HMO Rating: 3.5 Out Of 5

Tribulation – Down Below (Review)

When Sweden’s Tribulation premiered their new single Lady Death in late 2017, it left me expecting a bland, streamlined follow-up album to 2015’s excellent The Children Of The Night. I shouldn’t have worried. Their follow-up Down Below is definitely streamlined but, far from being bland, it hones their horror metal to perfection: simplifying their music and making it more accessible without sacrificing depth. No mean feat.

There are a lot of comparisons to be drawn with other Swedish bands. The melodic horror and direct, memorable riffing is akin to Ghost but tracks like Nightbound and Cities From The Underworld use layers of sinister instrumentation and harmony to add a thick, nocturnal atmosphere of gothic horror. Johannes Andersson maintains his ghoulish, gargled vocals style too. A crucial move that stops things getting too slick, giving the album a gritty, filth that brings to mind In Solitude’s superb Sister. And on the centrepiece track Subterranea the band conjure the kind of evil magick that wouldn’t sound out of place on a Watain album.

The Ltd. Edition version features excellent bonus track Come, Become, To Be

I can’t blame anyone for trying to pick out a single but this is best experienced in its entirety. Tribulation juggles variety and consistency, accessibility and obscurity with accomplished ease. It’s a major statement from a band that has come a staggeringly long way in just four albums and Down Below will cast a long, haunting shadow over the metal scene of 2018.

HMO Rating: 5 Out Of 5

Cradle Of Filth – Cryptoriana: The Seductiveness Of Decay (Review)

Cradle Of Filth are a British institution, one of the most recognisable and successful extreme acts to come from these shores. But, while they are loved and loathed by many, they’ve never made a huge impression on me either way. I’ve bought and enjoyed a fair few albums of theirs over the years but I’ve never had that phase where I’ve obsessed over them, where they were my band. Until now.

Although I was late getting to it, I was thoroughly impressed with 2015’s Hammer Of The Witches, and the band’s latest album continues in that vein. Themed around the Victorian obsession with death, Cryptoriana: The Seductiveness Of Decay is a darkly fabulous romp of hard-hitting gothic metal, delivered with expertise and passion. The overall approach is still the band’s patented blackened Hammer Horror style but there’s a whole wealth of approaches employed. Heartbreak And Seance’s romantic melodrama, thrash fury on Wester Vespertine, You Will Know The Lion By Its Claw’s pitch-black savagery and there are wonderful trad metal gallops and harmonies throughout (most thrillingly in The Seductiveness Of Decay). Best of all, vocalist Dani Filth puts each song over and then some: a spirited and veteran performance of considerable taste, breadth and character.

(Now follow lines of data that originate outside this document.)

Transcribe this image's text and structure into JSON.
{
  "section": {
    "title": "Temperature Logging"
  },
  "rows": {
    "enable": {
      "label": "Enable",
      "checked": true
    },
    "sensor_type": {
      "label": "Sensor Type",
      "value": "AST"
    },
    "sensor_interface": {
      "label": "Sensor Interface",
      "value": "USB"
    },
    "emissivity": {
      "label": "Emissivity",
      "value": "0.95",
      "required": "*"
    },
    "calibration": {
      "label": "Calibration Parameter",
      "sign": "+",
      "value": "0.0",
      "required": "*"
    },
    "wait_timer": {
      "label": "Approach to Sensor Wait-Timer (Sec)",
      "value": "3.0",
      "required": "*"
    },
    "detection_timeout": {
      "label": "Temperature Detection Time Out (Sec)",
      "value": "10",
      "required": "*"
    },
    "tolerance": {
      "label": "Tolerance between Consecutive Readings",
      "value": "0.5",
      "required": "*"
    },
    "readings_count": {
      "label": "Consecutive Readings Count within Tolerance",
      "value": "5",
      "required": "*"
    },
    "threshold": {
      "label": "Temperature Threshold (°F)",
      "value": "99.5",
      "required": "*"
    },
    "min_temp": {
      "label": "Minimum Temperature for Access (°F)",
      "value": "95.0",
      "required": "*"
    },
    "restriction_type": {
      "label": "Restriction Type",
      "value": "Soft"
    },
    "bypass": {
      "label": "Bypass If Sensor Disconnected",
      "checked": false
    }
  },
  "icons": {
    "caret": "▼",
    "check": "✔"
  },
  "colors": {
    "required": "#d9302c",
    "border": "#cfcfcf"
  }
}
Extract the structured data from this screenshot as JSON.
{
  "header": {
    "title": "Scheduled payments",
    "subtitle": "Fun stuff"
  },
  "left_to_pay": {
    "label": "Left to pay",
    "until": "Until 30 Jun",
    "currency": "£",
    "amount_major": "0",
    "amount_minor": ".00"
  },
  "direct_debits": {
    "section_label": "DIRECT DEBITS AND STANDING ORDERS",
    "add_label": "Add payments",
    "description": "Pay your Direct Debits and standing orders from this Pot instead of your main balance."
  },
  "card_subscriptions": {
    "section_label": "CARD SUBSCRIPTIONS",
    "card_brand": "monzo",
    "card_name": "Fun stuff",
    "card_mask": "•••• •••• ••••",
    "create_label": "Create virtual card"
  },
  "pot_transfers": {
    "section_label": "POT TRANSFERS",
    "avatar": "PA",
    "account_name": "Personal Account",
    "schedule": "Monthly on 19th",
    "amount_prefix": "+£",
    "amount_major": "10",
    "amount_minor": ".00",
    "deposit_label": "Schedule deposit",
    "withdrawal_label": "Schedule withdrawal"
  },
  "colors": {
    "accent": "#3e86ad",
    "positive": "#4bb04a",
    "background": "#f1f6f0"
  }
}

Hammer Of The Witches reached some peaks of excitement that aren’t quite reached here but its a nano-gripe about a near-flawless album. And, on the flip-side, the latest album has none of the excess that detracted from its predecessor. For all its expansive grandeur, Cryptoriana… is tight and direct. The pedal is to the metal at all times and the band’s cinematic flourishes are weaved and layered skilfully throughout the songs with no boring intros or interludes to be found. The style is familiar but the album is fresh and stakes its own unique place in their canon. An utterly wonderful release from a veteran band at the top of their game. My band.

HMO Rating: 4.5 out of 5

Possession – Exorkizein (Review)

Following an impressive demo and mini-album, I was expecting to be more impressed by Possession’s debut full-length album. The Belgians dish out impressively clear and concise black/death with plenty of evil atmosphere but they never really lift themselves out of the solid zone. Despite some strong riffs, the songs in the first half all blur into one. Exorkizein gradually improves, and is at its best in its closing stages with tracks like In Vain and Take the Oath being standouts. Possession have an appealing Watain-like delivery and catchiness but there’s not enough of that band’s threatening audacity and ambition here. Exorkizein is far from execrable but not exactly exciting either.